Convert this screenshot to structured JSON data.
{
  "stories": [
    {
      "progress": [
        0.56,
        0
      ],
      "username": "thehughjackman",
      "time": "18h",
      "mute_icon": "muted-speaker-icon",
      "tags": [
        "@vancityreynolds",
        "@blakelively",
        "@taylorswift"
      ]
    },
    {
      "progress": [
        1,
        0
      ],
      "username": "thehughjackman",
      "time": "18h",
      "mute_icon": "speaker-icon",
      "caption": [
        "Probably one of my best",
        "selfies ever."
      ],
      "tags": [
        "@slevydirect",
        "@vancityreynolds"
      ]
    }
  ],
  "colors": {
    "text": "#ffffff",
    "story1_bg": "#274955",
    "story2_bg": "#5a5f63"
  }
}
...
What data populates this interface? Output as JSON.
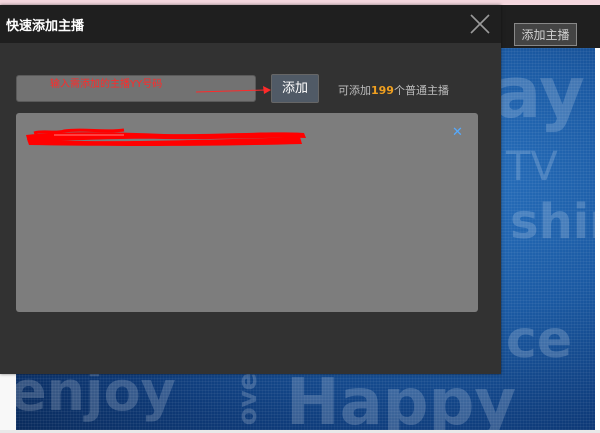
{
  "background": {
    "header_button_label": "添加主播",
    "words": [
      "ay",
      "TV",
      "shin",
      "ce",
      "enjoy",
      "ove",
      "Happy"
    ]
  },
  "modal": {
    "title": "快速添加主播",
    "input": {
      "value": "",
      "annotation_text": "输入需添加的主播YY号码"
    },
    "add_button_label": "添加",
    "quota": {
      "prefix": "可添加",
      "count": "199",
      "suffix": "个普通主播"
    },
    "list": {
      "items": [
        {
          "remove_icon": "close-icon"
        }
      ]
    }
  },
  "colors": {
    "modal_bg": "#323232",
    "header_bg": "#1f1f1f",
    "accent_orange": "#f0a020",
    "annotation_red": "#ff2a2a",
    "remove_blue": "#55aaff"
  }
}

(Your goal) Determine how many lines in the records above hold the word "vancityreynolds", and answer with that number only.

(Exercise answer) 2